The ruins of Vijayanagara, the former capital of the Vijayanagara Empire flourished between the 14th and the 16th centuries in Hampi, Karnataka, they are listed as a UNESCO World Heritage Site. Only eight km away from this holy and peaceful place the hell of the Indian iron ore rush is taking place.
The international boom has made India the third largest exporter of iron ore in the world; a third of the exports came from the Bellary area. The Mining and Geology Department records show, that this region alone exported 15 million tones of high quality iron ore worth $67 million overseas, mainly to China.
A boom in the construction industry there, accelerated by the 2008 Olympic Games in Beijing, pushed the international price of iron ore from $17 per tonne in 2000-2001 to its peak-in 2004-2005- when the price touched $75.
At present, most of the iron ore is exported (60%). Therefore, there is growing demand from the Indian Steel giants for reducing export and supplying it to the Indian market.
The giants of the industry - Arcelor Mittal, Posco, Tata Steel all want to build steel plants. In 2008 Steel prices have almost doubled surpassing $700 per ton. This excess demand for steel is adding tightness to markets for steel-making raw materials like iron ore. The demand for iron ore is so great that some countries are moving to ban exports in order to keep domestic prices at reasonable levels.
In India, the shift to privatisation and open market economy after the new economic policies has pushed women and children into the informal labour force.

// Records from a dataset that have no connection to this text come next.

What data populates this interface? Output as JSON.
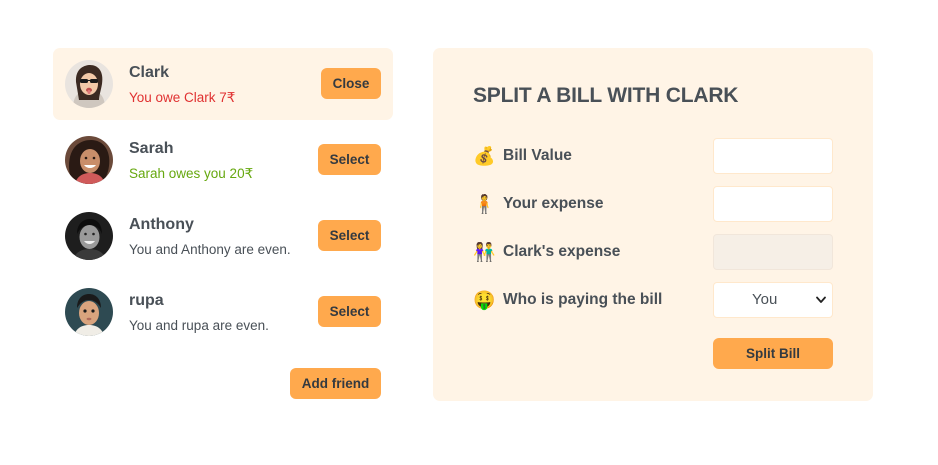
{
  "friends": [
    {
      "name": "Clark",
      "status": "You owe Clark 7₹",
      "status_type": "owe",
      "button": "Close",
      "selected": true
    },
    {
      "name": "Sarah",
      "status": "Sarah owes you 20₹",
      "status_type": "owed",
      "button": "Select",
      "selected": false
    },
    {
      "name": "Anthony",
      "status": "You and Anthony are even.",
      "status_type": "even",
      "button": "Select",
      "selected": false
    },
    {
      "name": "rupa",
      "status": "You and rupa are even.",
      "status_type": "even",
      "button": "Select",
      "selected": false
    }
  ],
  "add_friend_label": "Add friend",
  "split": {
    "title": "SPLIT A BILL WITH CLARK",
    "bill_value": {
      "emoji": "💰",
      "label": "Bill Value",
      "value": ""
    },
    "your_expense": {
      "emoji": "🧍",
      "label": "Your expense",
      "value": ""
    },
    "friend_expense": {
      "emoji": "👫",
      "label": "Clark's expense",
      "value": ""
    },
    "payer": {
      "emoji": "🤑",
      "label": "Who is paying the bill",
      "selected": "You"
    },
    "submit_label": "Split Bill"
  },
  "colors": {
    "accent": "#ffa94d",
    "panel_bg": "#fff4e6",
    "owe": "#e03131",
    "owed": "#66a80f",
    "text": "#495057"
  }
}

Especially in sectors like mining where the deregulation of laws is common to attract direct and private investments. Meanwhile the collapse of agriculture due to recurrent drought and mechanization forced the landless agricultural labourers to look for other means of wage earnings.
The migrants from the decimated agricultural sector started floating from mining plot to mining plot searching for sustenance in an informal system of contract labour in the mining triangle.
By 2005, the hectic scramble for iron ore led to an uncontrollable social and ecological chaos in the Bellary – Hospet – Sandur district. Most of the mining operations are done by small illegal mining companies, which do not follow any environmental or social regulation.
The working and living conditions of the workers are highly exploitative, inhuman and do not have even the very basic amenities either for work safety or for minimum human living needs. Lack of even basic facilities has led to high level of insanitation, ill health and social chaos. Bellary has the highest incidence of HIV in Karnataka.
The mining dust, a suffocating rust-coloured cloud coats everything in and around the mining triangle. Mine workers are developing more serious and chronic illnesses like tuberculosis, silicosis, cancers and respiratory illnesses so they became unable to perform any labour and have to push their children earlier into this hazardous industry.
Around 60,000 daily wage labourers work in the district in the iron ore mines, half of them children under the age of 14 and around 20,000 women. The daily wages paid for men is around 1,20 euro, for women around 0,76 euro and for children 0,53 euro, a family earns about 15-22 euro a week during the peak period.
Once famous for its sandalwood forests and abundant wildlife, the area now trembles with the blasting of ore-laden hillsides and the rumble of lorries transporting rock from the mines to ports around India. The uncontrolled mining has had serious consequences, from the illegal exploitation of forestlands to widespread pollution, rampant corruption and exploitation of child labour.